▶ _Exercise_:
Each entry below must appear in the answer exactly as written.

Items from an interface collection
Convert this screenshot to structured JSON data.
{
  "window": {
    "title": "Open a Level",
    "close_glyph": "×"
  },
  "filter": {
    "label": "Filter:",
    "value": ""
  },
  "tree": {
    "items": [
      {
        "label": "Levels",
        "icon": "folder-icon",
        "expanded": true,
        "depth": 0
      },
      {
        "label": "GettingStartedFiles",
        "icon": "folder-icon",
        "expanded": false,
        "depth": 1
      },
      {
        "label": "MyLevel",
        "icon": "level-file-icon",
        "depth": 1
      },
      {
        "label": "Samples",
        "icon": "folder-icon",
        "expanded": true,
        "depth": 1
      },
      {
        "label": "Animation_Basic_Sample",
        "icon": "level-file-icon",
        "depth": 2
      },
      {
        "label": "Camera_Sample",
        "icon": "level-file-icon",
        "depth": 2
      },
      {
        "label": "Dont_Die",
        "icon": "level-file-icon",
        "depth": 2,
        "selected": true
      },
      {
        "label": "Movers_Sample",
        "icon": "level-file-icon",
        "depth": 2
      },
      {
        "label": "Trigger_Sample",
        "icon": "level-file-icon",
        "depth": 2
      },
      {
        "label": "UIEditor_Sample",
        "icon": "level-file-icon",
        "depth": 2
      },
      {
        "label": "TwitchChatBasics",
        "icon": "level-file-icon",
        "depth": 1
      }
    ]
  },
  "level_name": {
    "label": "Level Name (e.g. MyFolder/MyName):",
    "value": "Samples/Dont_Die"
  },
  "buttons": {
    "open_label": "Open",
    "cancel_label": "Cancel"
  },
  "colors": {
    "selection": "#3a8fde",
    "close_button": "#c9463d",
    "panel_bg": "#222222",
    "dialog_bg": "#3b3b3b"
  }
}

▶ _Result of this task_:
Convert this screenshot to structured JSON data.
{
  "window": {
    "title": "Open a Level",
    "close_glyph": "×"
  },
  "filter": {
    "label": "Filter:",
    "value": ""
  },
  "tree": {
    "items": [
      {
        "label": "Levels",
        "icon": "folder-icon",
        "expanded": true,
        "depth": 0
      },
      {
        "label": "GettingStartedFiles",
        "icon": "folder-icon",
        "expanded": false,
        "depth": 1
      },
      {
        "label": "MyLevel",
        "icon": "level-file-icon",
        "depth": 1
      },
      {
        "label": "Samples",
        "icon": "folder-icon",
        "expanded": true,
        "depth": 1
      },
      {
        "label": "Animation_Basic_Sample",
        "icon": "level-file-icon",
        "depth": 2
      },
      {
        "label": "Camera_Sample",
        "icon": "level-file-icon",
        "depth": 2
      },
      {
        "label": "Dont_Die",
        "icon": "level-file-icon",
        "depth": 2,
        "selected": true
      },
      {
        "label": "Movers_Sample",
        "icon": "level-file-icon",
        "depth": 2
      },
      {
        "label": "Trigger_Sample",
        "icon": "level-file-icon",
        "depth": 2
      },
      {
        "label": "UIEditor_Sample",
        "icon": "level-file-icon",
        "depth": 2
      },
      {
        "label": "TwitchChatBasics",
        "icon": "level-file-icon",
        "depth": 1
      }
    ]
  },
  "level_name": {
    "label": "Level Name (e.g. MyFolder/MyName):",
    "value": "Samples/Dont_Die"
  },
  "buttons": {
    "open_label": "Open",
    "cancel_label": "Cancel"
  },
  "colors": {
    "selection": "#3a8fde",
    "close_button": "#c9463d",
    "panel_bg": "#222222",
    "dialog_bg": "#3b3b3b"
  }
}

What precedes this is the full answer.